My favorite part of becoming an adult
was being allowed to eat desserts whenever I wanted.
So this will be interesting, huh?

I figured this whole new structure to my life was a good opportunity to track and change some habits. I'd gotten painfully lazy toward the end of my day-job, just feeling completely burnt out. I used to really enjoy keeping my home, meal prepping, and establishing well-being habits. Turns out when you're doing all those things for someone else's life, you tend to sweep your needs and habits under the rug. So it's time to start anew. 

I'm using a bullet journal-type system to help me keep track of things so I can evaluate at the end of the month and adjust as needed. 

The whole concept of bullet journaling fascinates me, but I just don't have a need for most of it. If you're interested, though, you can find a full run down here.

I only started on the 9th, but it's already pretty evident where my priorities really lie. There are some things I can already tell you from now just won't factor it. Either because I realize I just don't care, or because I incorporated them inapropriately (I should have broken down the cleaning rather than stating a "Full Clean." I don't operate that way). 

Anyway, we'll see how it all goes. I'll do an end of month report to loop y'all in. 

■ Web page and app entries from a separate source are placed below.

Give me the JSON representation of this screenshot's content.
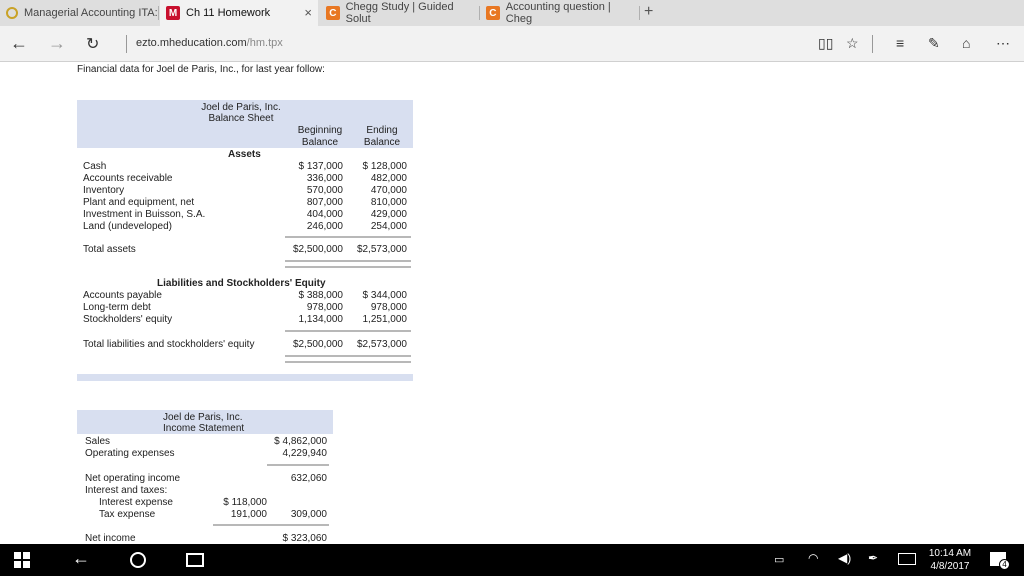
{
  "tabs": [
    {
      "label": "Managerial Accounting ITA:",
      "icon": "spinner-icon"
    },
    {
      "label": "Ch 11 Homework",
      "icon": "M",
      "close": "×"
    },
    {
      "label": "Chegg Study | Guided Solut",
      "icon": "C"
    },
    {
      "label": "Accounting question | Cheg",
      "icon": "C"
    }
  ],
  "new_tab": "+",
  "address": {
    "domain": "ezto.mheducation.com",
    "path": "/hm.tpx"
  },
  "intro": "Financial data for Joel de Paris, Inc., for last year follow:",
  "balance_sheet": {
    "company": "Joel de Paris, Inc.",
    "title": "Balance Sheet",
    "col_begin": [
      "Beginning",
      "Balance"
    ],
    "col_end": [
      "Ending",
      "Balance"
    ],
    "assets_heading": "Assets",
    "assets": [
      {
        "label": "Cash",
        "begin": "$  137,000",
        "end": "$  128,000"
      },
      {
        "label": "Accounts receivable",
        "begin": "336,000",
        "end": "482,000"
      },
      {
        "label": "Inventory",
        "begin": "570,000",
        "end": "470,000"
      },
      {
        "label": "Plant and equipment, net",
        "begin": "807,000",
        "end": "810,000"
      },
      {
        "label": "Investment in Buisson, S.A.",
        "begin": "404,000",
        "end": "429,000"
      },
      {
        "label": "Land (undeveloped)",
        "begin": "246,000",
        "end": "254,000"
      }
    ],
    "total_assets": {
      "label": "Total assets",
      "begin": "$2,500,000",
      "end": "$2,573,000"
    },
    "liab_heading": "Liabilities and Stockholders' Equity",
    "liabilities": [
      {
        "label": "Accounts payable",
        "begin": "$  388,000",
        "end": "$  344,000"
      },
      {
        "label": "Long-term debt",
        "begin": "978,000",
        "end": "978,000"
      },
      {
        "label": "Stockholders' equity",
        "begin": "1,134,000",
        "end": "1,251,000"
      }
    ],
    "total_liab": {
      "label": "Total liabilities and stockholders' equity",
      "begin": "$2,500,000",
      "end": "$2,573,000"
    }
  },
  "income_statement": {
    "company": "Joel de Paris, Inc.",
    "title": "Income Statement",
    "sales": {
      "label": "Sales",
      "value": "$ 4,862,000"
    },
    "opex": {
      "label": "Operating expenses",
      "value": "4,229,940"
    },
    "noi": {
      "label": "Net operating income",
      "value": "632,060"
    },
    "int_tax": {
      "label": "Interest and taxes:"
    },
    "interest": {
      "label": "Interest expense",
      "value": "$ 118,000"
    },
    "tax": {
      "label": "Tax expense",
      "value": "191,000",
      "total": "309,000"
    },
    "net": {
      "label": "Net income",
      "value": "$   323,060"
    }
  },
  "taskbar": {
    "time": "10:14 AM",
    "date": "4/8/2017",
    "notif_count": "4"
  }
}
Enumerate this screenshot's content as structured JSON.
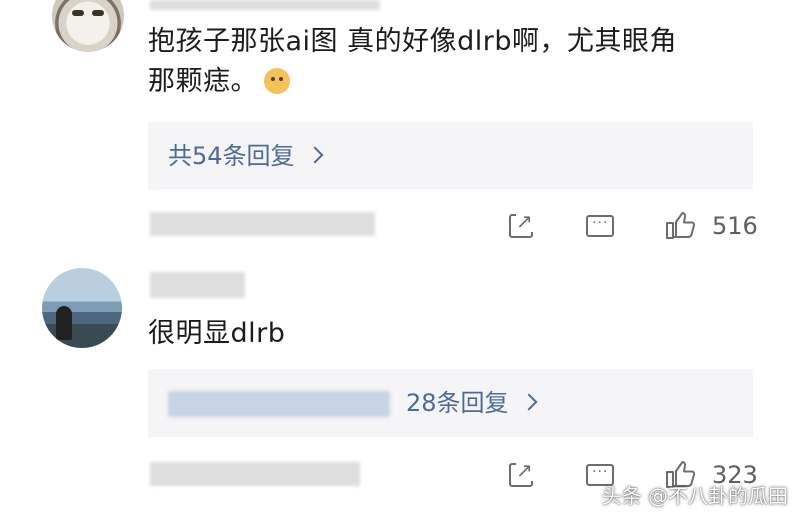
{
  "comments": [
    {
      "text": "抱孩子那张ai图 真的好像dlrb啊，尤其眼角",
      "text_line2": "那颗痣。",
      "emoji": "dog-emoji",
      "replies_label": "共54条回复",
      "like_count": "516"
    },
    {
      "text": "很明显dlrb",
      "replies_label": "28条回复",
      "like_count": "323"
    }
  ],
  "watermark": "头条 @不八卦的瓜田"
}
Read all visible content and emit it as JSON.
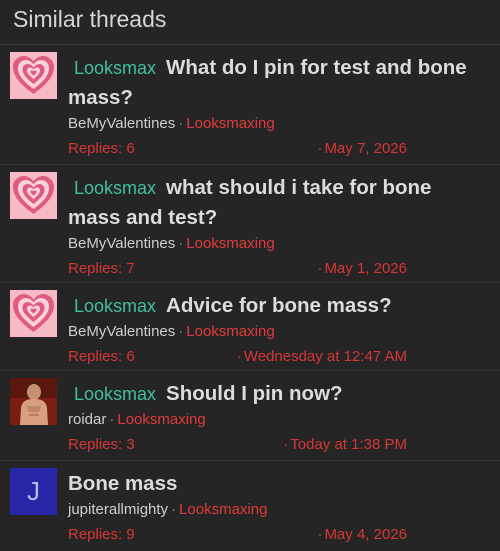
{
  "header": {
    "title": "Similar threads"
  },
  "threads": [
    {
      "avatar": "heart-avatar",
      "prefix": "Looksmax",
      "title": "What do I pin for test and bone mass?",
      "author": "BeMyValentines",
      "forum": "Looksmaxing",
      "replies": "Replies: 6",
      "date": "May 7, 2026"
    },
    {
      "avatar": "heart-avatar",
      "prefix": "Looksmax",
      "title": "what should i take for bone mass and test?",
      "author": "BeMyValentines",
      "forum": "Looksmaxing",
      "replies": "Replies: 7",
      "date": "May 1, 2026"
    },
    {
      "avatar": "heart-avatar",
      "prefix": "Looksmax",
      "title": "Advice for bone mass?",
      "author": "BeMyValentines",
      "forum": "Looksmaxing",
      "replies": "Replies: 6",
      "date": "Wednesday at 12:47 AM"
    },
    {
      "avatar": "photo-avatar",
      "prefix": "Looksmax",
      "title": "Should I pin now?",
      "author": "roidar",
      "forum": "Looksmaxing",
      "replies": "Replies: 3",
      "date": "Today at 1:38 PM"
    },
    {
      "avatar": "letter-avatar",
      "avatar_letter": "J",
      "prefix": "",
      "title": "Bone mass",
      "author": "jupiterallmighty",
      "forum": "Looksmaxing",
      "replies": "Replies: 9",
      "date": "May 4, 2026"
    }
  ],
  "colors": {
    "background": "#252525",
    "prefix": "#3fbf9e",
    "forum_link": "#e03a3a",
    "stats": "#d63636",
    "letter_avatar_bg": "#2826a6"
  }
}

Tell me, do you bullet journal in any way?
I'll do a whole breakdown of how I plan to use it soon!